Commerce Secretary Wilbur Ross, another billionaire, has had one conflict-of-interest scandal after another, which he ignores.
Brock Long spent thousands of dollars to use government vehicles to go to his home in North Carolina while heading the Federal Emergency Management Administration. Treasury Secretary Steve Mnuchin also raised eyebrows for spending over $800,000 on travel. He reportedly was surprised that a military plane could not be used to take him and his new wife on their honeymoon to Europe.
Most recently, Secretary of Transportation Elaine Chao, whose husband Mitch McConnell runs the Senate and whose wealthy Chinese family has given him more than $1 million in campaign donations, refused to give up $400,000 worth of stock in a company that makes money off construction projects. The price of the stock seems to rise every time the White House declares “infrastructure week,” even though nothing ever happens.
Everyone knows that the president and his family have made millions profiting from the presidency. Foreign leaders and state government officials believe they must stay at Trump’s hotel in Washington whenever they are in the nation’s capital. And every time Trump visits one of his properties, which is about 50% of his time in office so far, taxpayers pay thousands of dollars for rent for staff and security.
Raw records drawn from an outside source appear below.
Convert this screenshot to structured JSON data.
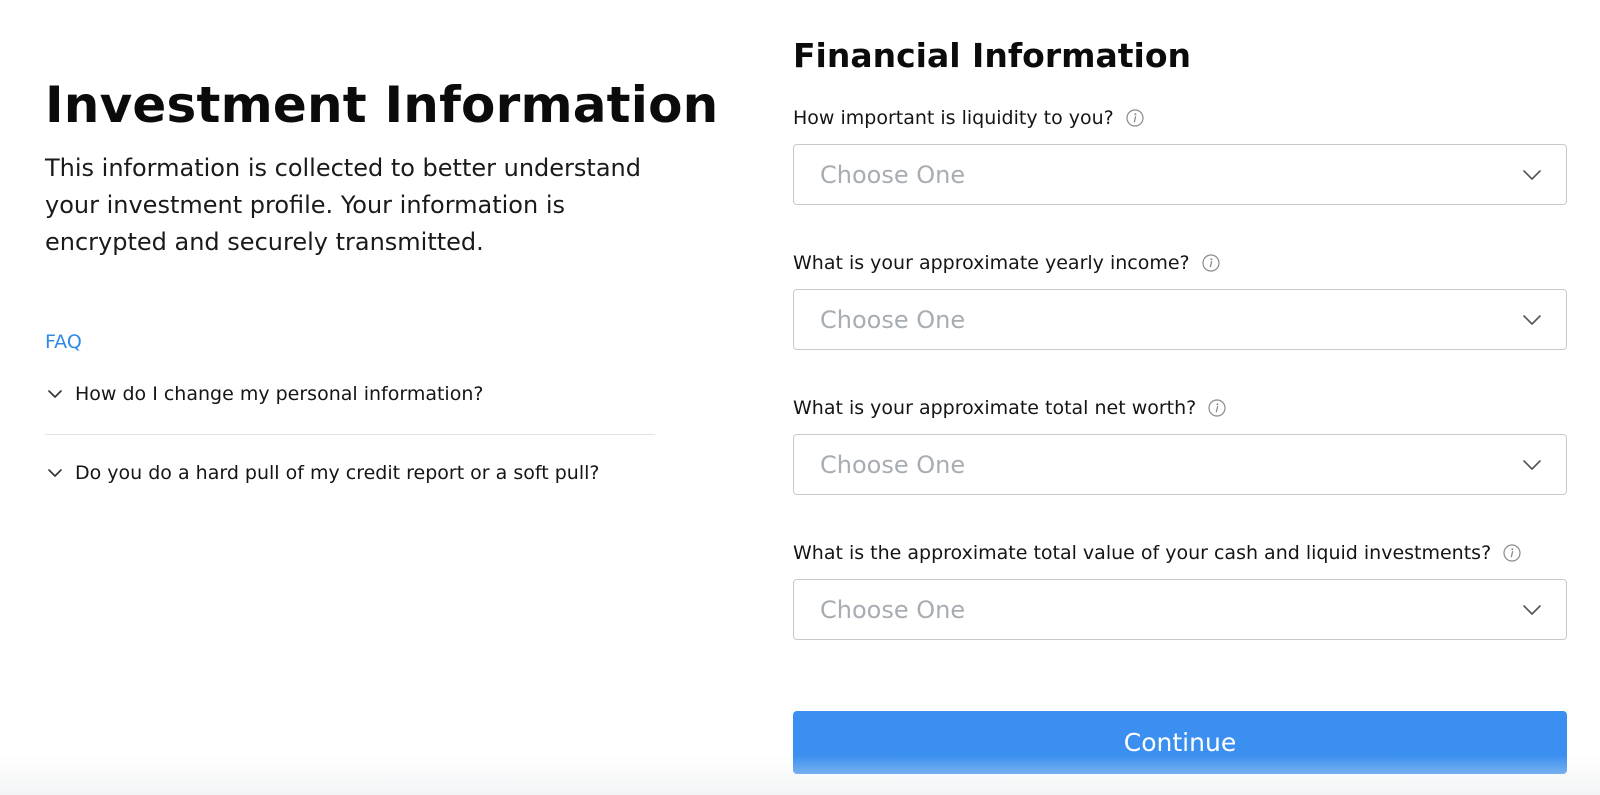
{
  "left": {
    "title": "Investment Information",
    "intro": "This information is collected to better understand your investment profile. Your information is encrypted and securely transmitted.",
    "faq": {
      "title": "FAQ",
      "items": [
        {
          "label": "How do I change my personal information?"
        },
        {
          "label": "Do you do a hard pull of my credit report or a soft pull?"
        }
      ]
    }
  },
  "right": {
    "title": "Financial Information",
    "fields": [
      {
        "label": "How important is liquidity to you?",
        "placeholder": "Choose One"
      },
      {
        "label": "What is your approximate yearly income?",
        "placeholder": "Choose One"
      },
      {
        "label": "What is your approximate total net worth?",
        "placeholder": "Choose One"
      },
      {
        "label": "What is the approximate total value of your cash and liquid investments?",
        "placeholder": "Choose One"
      }
    ],
    "continue_label": "Continue"
  },
  "colors": {
    "accent": "#3a8ff0",
    "link": "#2f8ae6",
    "placeholder": "#a8adb3",
    "border": "#c9c9c9"
  },
  "icons": {
    "faq_toggle": "chevron-down-icon",
    "field_info": "info-icon",
    "select_toggle": "chevron-down-icon"
  }
}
If this were a Democratic administration, Republican members of Congress would be screaming at the top of their lungs about corruption. Lawmakers have a duty to oversee the executive branch.
And that raises a good question. Where is Congress?